WHAT THE TASK ASKS: Report all lines in the records that hold the string "Formulario".

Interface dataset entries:

::::

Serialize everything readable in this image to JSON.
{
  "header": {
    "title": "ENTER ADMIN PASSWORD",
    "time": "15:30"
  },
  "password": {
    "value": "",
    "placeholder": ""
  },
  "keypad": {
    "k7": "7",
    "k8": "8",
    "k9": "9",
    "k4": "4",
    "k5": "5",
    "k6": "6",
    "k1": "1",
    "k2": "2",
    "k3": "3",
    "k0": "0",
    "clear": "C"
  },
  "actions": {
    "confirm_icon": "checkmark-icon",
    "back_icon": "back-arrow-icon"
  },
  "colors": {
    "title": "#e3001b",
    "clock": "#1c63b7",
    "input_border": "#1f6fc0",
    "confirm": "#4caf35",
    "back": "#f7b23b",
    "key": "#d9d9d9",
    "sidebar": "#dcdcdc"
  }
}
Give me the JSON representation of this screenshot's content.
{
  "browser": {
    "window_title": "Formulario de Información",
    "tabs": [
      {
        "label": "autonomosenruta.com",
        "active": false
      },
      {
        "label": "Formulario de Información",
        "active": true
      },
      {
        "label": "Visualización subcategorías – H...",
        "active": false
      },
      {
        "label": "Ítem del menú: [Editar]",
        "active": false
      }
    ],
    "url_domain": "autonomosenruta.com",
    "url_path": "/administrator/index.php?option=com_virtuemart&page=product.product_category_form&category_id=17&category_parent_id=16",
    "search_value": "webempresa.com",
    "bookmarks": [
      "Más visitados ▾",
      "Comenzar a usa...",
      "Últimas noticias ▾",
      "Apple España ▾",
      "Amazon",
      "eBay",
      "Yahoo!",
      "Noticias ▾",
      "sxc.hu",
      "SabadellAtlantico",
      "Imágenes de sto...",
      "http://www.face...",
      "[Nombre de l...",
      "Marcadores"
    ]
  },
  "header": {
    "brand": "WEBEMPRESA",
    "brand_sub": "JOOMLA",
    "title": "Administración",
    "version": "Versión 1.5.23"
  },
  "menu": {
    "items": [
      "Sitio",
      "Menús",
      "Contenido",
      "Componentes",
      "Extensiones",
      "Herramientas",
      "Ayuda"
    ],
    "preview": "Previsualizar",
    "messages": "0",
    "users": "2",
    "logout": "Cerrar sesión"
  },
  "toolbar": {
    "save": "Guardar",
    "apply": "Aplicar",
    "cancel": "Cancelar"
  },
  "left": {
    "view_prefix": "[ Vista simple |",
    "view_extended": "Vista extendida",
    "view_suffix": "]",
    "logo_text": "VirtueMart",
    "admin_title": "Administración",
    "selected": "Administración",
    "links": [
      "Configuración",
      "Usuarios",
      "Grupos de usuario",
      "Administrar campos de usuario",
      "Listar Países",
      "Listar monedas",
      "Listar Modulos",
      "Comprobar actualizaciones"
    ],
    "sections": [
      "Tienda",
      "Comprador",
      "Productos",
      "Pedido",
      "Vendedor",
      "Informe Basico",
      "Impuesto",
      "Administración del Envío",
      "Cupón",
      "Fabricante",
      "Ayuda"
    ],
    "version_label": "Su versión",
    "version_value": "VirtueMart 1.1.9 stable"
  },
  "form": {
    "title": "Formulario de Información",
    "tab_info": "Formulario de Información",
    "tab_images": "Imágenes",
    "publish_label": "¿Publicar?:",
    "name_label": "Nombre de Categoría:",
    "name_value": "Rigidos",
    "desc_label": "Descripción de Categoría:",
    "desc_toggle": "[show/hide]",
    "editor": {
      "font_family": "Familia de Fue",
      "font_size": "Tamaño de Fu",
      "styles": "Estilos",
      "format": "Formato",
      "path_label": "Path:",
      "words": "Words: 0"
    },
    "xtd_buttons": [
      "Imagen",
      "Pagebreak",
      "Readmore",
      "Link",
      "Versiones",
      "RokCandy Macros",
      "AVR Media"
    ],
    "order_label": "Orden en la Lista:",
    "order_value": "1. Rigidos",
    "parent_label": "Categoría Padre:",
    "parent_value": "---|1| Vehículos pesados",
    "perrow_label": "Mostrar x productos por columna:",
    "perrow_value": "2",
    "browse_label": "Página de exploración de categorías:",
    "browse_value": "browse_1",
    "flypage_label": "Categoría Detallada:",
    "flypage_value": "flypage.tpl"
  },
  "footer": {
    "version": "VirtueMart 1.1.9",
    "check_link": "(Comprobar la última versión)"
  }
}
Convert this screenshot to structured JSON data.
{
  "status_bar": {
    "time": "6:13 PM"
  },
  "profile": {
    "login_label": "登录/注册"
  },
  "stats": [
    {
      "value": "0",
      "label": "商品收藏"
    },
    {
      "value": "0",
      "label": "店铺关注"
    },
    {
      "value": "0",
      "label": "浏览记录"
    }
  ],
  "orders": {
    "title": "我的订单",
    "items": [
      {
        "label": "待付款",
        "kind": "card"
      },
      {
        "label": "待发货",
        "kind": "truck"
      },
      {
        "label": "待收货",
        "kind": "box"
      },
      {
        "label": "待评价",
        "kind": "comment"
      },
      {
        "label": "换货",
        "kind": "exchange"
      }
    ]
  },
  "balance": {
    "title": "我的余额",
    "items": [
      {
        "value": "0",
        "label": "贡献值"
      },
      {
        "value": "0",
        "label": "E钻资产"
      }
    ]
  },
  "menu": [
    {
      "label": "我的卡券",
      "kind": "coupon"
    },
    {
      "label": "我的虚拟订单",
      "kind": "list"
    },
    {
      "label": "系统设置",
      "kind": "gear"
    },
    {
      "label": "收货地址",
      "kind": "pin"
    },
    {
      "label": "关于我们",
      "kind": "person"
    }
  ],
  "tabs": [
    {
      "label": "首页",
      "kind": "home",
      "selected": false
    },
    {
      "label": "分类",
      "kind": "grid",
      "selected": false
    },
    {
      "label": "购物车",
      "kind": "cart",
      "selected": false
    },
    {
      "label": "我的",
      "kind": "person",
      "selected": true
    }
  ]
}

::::

ANSWER TO THIS TASK:
    "window_title": "Formulario de Información",
        "label": "Formulario de Información",
    "title": "Formulario de Información",
    "tab_info": "Formulario de Información",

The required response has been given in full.